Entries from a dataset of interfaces
* * *

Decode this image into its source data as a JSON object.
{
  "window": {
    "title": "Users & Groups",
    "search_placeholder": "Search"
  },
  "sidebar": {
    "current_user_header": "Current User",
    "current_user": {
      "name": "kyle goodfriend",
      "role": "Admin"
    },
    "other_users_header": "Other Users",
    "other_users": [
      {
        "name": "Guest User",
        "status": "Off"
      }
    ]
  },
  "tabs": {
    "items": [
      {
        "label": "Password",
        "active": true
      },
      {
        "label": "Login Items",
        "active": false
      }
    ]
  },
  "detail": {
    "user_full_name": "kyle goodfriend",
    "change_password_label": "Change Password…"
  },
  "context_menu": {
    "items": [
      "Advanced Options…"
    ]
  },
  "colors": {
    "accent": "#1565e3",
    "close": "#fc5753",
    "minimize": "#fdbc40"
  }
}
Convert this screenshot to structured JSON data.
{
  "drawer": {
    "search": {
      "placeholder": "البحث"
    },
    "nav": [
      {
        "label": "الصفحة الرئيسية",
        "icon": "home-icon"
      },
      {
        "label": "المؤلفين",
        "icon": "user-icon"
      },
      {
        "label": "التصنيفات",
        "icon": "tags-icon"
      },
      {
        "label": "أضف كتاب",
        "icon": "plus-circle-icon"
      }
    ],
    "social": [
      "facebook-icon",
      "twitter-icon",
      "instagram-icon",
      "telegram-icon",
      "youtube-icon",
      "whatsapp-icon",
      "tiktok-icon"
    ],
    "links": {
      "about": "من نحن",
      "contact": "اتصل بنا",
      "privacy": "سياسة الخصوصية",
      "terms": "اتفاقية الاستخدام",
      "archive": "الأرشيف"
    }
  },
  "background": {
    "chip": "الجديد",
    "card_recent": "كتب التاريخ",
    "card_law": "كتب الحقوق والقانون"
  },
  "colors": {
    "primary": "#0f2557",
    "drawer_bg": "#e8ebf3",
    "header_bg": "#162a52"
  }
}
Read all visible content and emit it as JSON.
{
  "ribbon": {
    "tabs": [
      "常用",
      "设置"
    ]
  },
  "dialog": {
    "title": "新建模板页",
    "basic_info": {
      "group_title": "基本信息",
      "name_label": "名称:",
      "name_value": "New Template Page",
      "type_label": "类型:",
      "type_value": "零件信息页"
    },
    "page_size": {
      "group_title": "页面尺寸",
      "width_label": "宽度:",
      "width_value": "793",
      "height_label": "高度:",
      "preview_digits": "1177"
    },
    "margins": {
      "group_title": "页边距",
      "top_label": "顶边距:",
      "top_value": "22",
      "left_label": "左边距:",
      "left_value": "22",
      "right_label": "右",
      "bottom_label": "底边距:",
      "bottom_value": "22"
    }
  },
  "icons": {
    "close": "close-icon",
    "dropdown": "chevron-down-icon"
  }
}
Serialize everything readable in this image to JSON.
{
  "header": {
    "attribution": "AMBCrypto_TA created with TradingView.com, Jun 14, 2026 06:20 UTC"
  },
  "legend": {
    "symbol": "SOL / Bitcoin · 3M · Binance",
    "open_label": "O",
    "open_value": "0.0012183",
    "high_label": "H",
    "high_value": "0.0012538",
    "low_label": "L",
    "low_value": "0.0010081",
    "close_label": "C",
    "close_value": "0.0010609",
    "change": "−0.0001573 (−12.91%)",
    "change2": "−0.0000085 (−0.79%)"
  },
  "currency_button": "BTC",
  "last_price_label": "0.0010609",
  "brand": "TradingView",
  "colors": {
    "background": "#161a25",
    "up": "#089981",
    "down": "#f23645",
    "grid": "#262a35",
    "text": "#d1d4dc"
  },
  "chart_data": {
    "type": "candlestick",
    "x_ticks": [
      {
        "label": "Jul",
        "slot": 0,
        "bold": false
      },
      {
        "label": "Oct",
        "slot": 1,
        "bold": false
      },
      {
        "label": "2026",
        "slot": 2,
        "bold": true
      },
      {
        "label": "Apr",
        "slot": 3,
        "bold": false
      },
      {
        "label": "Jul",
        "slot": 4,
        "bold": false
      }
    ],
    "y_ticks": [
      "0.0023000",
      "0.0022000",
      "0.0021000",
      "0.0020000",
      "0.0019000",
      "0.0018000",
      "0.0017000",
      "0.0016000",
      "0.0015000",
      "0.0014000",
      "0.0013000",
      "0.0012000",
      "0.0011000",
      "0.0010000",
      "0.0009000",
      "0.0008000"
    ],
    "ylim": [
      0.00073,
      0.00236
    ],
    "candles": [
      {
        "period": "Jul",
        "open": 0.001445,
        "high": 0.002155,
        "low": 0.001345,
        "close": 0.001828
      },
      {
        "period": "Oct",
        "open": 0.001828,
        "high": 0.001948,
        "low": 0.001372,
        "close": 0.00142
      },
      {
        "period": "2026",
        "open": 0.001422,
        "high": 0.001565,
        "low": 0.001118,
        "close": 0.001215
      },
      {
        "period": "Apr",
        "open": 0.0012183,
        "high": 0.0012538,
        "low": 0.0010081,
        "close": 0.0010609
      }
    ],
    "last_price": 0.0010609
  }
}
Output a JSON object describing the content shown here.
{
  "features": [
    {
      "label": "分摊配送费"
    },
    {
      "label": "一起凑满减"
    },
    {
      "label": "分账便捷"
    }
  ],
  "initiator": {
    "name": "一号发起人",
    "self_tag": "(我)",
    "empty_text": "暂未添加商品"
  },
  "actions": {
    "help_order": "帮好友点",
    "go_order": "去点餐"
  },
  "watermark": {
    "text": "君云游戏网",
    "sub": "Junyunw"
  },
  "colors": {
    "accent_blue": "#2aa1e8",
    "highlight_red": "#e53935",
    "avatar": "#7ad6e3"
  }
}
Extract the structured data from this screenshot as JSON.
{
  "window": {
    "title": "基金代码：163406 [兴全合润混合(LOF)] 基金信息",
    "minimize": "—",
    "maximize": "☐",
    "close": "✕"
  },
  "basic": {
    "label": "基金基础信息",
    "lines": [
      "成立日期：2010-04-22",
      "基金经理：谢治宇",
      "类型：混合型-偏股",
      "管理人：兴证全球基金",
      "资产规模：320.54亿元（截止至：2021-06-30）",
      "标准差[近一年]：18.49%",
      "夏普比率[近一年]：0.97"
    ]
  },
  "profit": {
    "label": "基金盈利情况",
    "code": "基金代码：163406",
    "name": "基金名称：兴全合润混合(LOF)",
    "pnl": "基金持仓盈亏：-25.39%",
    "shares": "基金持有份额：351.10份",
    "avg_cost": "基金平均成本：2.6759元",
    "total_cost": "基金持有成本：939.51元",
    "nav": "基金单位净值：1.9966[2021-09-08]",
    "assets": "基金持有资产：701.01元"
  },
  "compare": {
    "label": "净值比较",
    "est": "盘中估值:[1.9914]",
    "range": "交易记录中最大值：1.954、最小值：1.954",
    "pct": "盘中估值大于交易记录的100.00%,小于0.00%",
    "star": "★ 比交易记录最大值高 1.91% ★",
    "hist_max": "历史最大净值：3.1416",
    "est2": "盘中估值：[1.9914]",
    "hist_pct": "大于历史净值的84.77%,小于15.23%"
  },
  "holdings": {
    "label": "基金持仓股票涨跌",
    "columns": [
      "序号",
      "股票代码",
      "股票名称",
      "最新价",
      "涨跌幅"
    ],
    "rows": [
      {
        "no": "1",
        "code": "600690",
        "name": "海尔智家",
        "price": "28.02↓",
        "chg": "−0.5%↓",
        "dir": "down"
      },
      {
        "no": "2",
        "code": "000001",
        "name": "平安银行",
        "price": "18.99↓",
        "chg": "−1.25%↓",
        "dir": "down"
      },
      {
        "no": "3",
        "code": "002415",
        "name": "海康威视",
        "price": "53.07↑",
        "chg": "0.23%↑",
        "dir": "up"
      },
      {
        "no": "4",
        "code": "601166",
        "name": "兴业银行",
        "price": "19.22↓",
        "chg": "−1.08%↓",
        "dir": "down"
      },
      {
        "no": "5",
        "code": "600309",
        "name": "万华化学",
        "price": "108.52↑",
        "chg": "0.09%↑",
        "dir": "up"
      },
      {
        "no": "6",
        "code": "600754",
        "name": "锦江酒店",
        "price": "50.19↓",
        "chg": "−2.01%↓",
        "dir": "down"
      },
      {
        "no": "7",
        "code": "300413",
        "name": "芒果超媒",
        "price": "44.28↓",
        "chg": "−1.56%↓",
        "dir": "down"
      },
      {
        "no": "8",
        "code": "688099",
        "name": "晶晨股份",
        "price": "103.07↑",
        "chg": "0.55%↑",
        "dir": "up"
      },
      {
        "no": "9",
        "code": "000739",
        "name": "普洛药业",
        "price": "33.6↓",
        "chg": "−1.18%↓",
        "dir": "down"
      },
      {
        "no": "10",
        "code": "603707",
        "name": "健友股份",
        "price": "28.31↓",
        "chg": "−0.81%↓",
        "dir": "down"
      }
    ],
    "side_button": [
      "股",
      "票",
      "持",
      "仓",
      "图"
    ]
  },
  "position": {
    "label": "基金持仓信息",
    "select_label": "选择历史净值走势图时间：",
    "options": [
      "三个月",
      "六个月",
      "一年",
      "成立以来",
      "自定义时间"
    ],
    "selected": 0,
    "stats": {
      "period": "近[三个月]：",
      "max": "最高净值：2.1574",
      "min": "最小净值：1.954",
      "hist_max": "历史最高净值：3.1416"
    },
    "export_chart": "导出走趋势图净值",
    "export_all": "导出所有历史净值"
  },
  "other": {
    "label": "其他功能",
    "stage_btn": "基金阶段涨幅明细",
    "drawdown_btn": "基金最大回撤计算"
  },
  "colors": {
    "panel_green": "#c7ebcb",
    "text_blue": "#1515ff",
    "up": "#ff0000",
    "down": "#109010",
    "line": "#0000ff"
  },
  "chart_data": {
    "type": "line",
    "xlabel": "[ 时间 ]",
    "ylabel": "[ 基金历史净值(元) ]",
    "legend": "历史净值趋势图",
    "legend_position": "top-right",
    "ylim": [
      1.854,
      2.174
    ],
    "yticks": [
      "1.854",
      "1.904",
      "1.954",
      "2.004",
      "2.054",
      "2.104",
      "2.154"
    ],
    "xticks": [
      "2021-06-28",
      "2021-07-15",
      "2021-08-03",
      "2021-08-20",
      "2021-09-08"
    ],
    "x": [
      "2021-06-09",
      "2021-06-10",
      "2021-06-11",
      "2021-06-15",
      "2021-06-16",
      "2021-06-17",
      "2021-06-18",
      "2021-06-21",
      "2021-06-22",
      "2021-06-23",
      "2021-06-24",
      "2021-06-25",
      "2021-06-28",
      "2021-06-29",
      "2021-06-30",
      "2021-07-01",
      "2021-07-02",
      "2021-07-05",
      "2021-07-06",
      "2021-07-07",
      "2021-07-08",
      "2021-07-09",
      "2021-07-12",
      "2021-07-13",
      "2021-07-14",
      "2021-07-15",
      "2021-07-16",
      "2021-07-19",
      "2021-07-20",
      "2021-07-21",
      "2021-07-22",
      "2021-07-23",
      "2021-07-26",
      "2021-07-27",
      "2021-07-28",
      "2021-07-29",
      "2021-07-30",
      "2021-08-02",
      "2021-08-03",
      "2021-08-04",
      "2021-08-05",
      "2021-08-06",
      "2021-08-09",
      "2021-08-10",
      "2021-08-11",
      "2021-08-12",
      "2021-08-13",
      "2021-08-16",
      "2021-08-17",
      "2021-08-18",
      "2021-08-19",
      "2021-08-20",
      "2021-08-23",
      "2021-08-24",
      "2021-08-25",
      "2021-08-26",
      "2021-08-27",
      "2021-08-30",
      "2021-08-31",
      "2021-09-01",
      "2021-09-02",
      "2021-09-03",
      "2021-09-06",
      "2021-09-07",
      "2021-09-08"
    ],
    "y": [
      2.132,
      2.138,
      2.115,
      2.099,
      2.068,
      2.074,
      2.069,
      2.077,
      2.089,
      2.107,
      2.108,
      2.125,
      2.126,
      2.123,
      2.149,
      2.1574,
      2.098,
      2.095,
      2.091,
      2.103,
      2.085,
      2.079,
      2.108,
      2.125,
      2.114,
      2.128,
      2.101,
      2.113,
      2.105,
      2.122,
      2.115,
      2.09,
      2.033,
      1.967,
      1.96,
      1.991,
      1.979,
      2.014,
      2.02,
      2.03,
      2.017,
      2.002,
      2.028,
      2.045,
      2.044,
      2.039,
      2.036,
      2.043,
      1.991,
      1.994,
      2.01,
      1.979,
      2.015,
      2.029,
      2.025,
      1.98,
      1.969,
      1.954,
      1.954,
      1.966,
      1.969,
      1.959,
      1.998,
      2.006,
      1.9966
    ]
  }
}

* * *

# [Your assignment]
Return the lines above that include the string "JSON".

# [Response]
Decode this image into its source data as a JSON object.
Convert this screenshot to structured JSON data.
Read all visible content and emit it as JSON.
Serialize everything readable in this image to JSON.
Output a JSON object describing the content shown here.
Extract the structured data from this screenshot as JSON.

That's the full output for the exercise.